When we adopted our cat, Tabby, two years ago, we noted on her first day with us that she was a very loving, social cat, unlike other cats we’d had before. We didn’t know that she would also be a very needy cat, not wanting to be separated from us at night, especially until she got used to her new home. I remember spending her first night with us wide awake sitting up all night with her while she roamed and explored our house. Every time I’d try to shut our bedroom door to indicate that it was time for her, and us, to go to sleep, she’d cry at the door, preventing me and anyone else in the household from sleeping. We finally discovered that if we shut the door and used a white noise machine we couldn’t hear her meowing, and that although she would start to meow when the door closed, she’d quickly stop and entertain herself the rest of the night until starting up again when she knew it was time for us to wake up.
Cats will make their feelings known, loudly, if a door is keeping them from their beloved owner (you). Whether it’s a bedroom door, a door to the cat’s room, or any obstacle at all, cats have been known to be quite vocal in letting their owners know they aren’t pleased with the situation. What can you do to stop your cat from meowing at the door?
- Refrain from using negative reactions or negative behavior modification techniques. These won’t work on cats. Negative reactions from you will only teach your cat to be afraid of you, not to stop the behavior that she is doing (i.e., meowing at the door) that you want to curb.
- Make sure your cat is fed before closing the door. If your cat typically meows at bedtime when you close your bedroom door, make sure she’s not hungry. If she is hungry, she will likely meow all night. Feed the cat before you go to bed, and don’t get up in the middle of the night to give her treats or extra food – this will only teach her that meowing will get you up and out of bed. You might want to invest in an automatic feeder that feeds her right before you go to bed, or right after you shut the bedroom door.
- Try to distract your cat from meowing at the door. Provide something that will entertain her on her side of the door, like toys or catnip. Better yet, play with your cat right before you are going to be shutting that door, enough that you will tire her out so that she won’t have the energy left to meow at the door once it’s closed.

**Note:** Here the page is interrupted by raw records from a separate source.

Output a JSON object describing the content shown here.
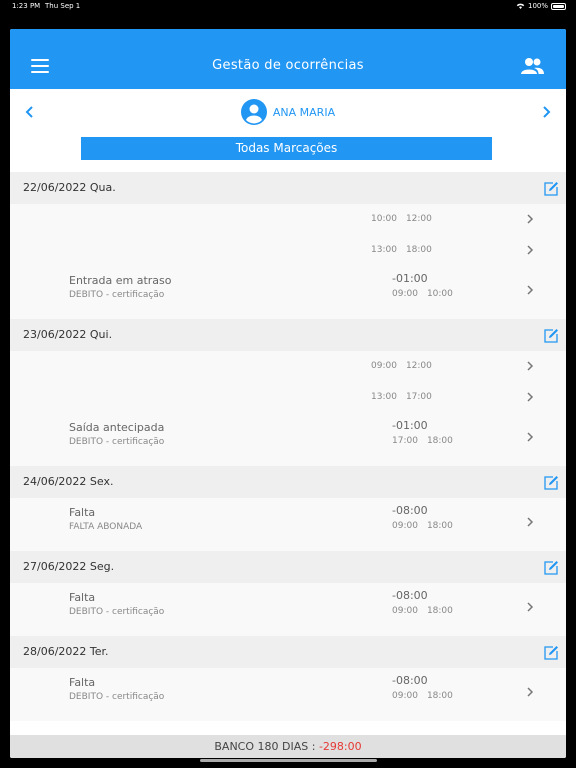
{
  "status": {
    "time": "1:23 PM",
    "date": "Thu Sep 1",
    "battery": "100%"
  },
  "appbar": {
    "title": "Gestão de ocorrências"
  },
  "user": {
    "name": "ANA MARIA"
  },
  "filter": {
    "label": "Todas Marcações"
  },
  "days": [
    {
      "date": "22/06/2022 Qua.",
      "punches": [
        {
          "in": "10:00",
          "out": "12:00"
        },
        {
          "in": "13:00",
          "out": "18:00"
        }
      ],
      "occurrence": {
        "title": "Entrada em atraso",
        "subtitle": "DEBITO - certificação",
        "value": "-01:00",
        "in": "09:00",
        "out": "10:00"
      }
    },
    {
      "date": "23/06/2022 Qui.",
      "punches": [
        {
          "in": "09:00",
          "out": "12:00"
        },
        {
          "in": "13:00",
          "out": "17:00"
        }
      ],
      "occurrence": {
        "title": "Saída antecipada",
        "subtitle": "DEBITO - certificação",
        "value": "-01:00",
        "in": "17:00",
        "out": "18:00"
      }
    },
    {
      "date": "24/06/2022 Sex.",
      "punches": [],
      "occurrence": {
        "title": "Falta",
        "subtitle": "FALTA ABONADA",
        "value": "-08:00",
        "in": "09:00",
        "out": "18:00"
      }
    },
    {
      "date": "27/06/2022 Seg.",
      "punches": [],
      "occurrence": {
        "title": "Falta",
        "subtitle": "DEBITO - certificação",
        "value": "-08:00",
        "in": "09:00",
        "out": "18:00"
      }
    },
    {
      "date": "28/06/2022 Ter.",
      "punches": [],
      "occurrence": {
        "title": "Falta",
        "subtitle": "DEBITO - certificação",
        "value": "-08:00",
        "in": "09:00",
        "out": "18:00"
      }
    }
  ],
  "footer": {
    "label": "BANCO 180 DIAS :",
    "value": "-298:00"
  },
  "colors": {
    "primary": "#2196f3",
    "negative": "#e53935"
  }
}
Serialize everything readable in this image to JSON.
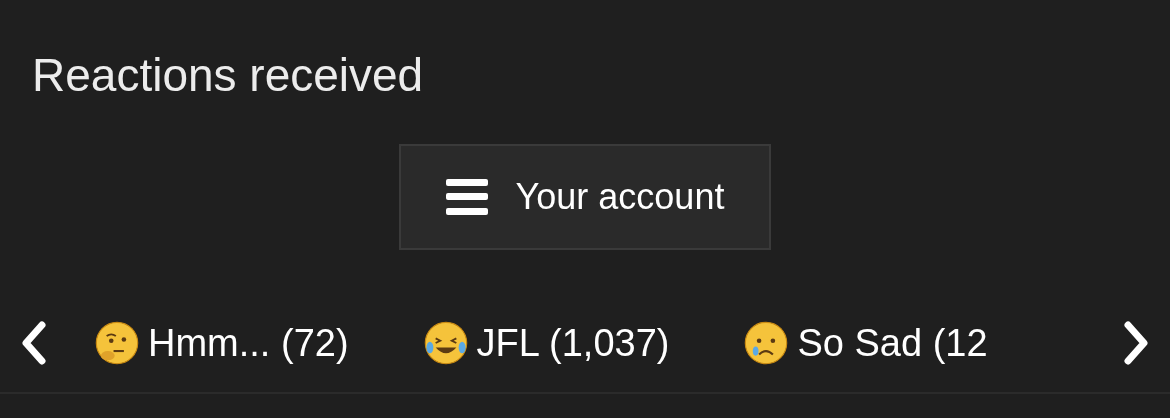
{
  "title": "Reactions received",
  "account_button": {
    "label": "Your account"
  },
  "reactions": [
    {
      "kind": "thinking",
      "label": "Hmm... (72)"
    },
    {
      "kind": "laughing",
      "label": "JFL (1,037)"
    },
    {
      "kind": "sad",
      "label": "So Sad (12"
    }
  ]
}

- Create a safe, partially outdoor area for your cat. If you have a patio or balcony that you can enclose, do so and keep your cat there. Add in a cat tree, water, and maybe even cat grass that she can eat at her leisure. This will give her some freedom and make her feel like she is outside, yet she will still be safe.
- Make sure your cat is healthy. Some cats will start to meow if they are aging and starting to decline mentally. If they can no longer understand the world around them, they are likely to be confused and meow for no reason. If you think this is the case with your cat, take her to the vet and see if he or she has any recommendations for nutritional supplements that might improve her cognitive abilities. Cats can also meow if they can’t see or hear. This is another possible physical problem for which your vet is the best resource.
- Let your cat sleep with you. If all else fails, sometimes giving in to your cat’s wishes is the only possible answer. If your cat is meowing at your door simply because she wants to be on your bed, you might want to let her into your room and allow her to sleep with you for a night as a test. Of course, if she meows at your bedroom door and wants back out of your room at 3 a.m., this isn’t conducive to a good night’s sleep for you. We have discovered that, on nights that Tabby wants to sleep in our son’s room, if he simply leaves his bedroom door cracked open just a bit, she can come and go as she pleases and won’t wake him up. Then she’s happy and the rest of the family is content as well.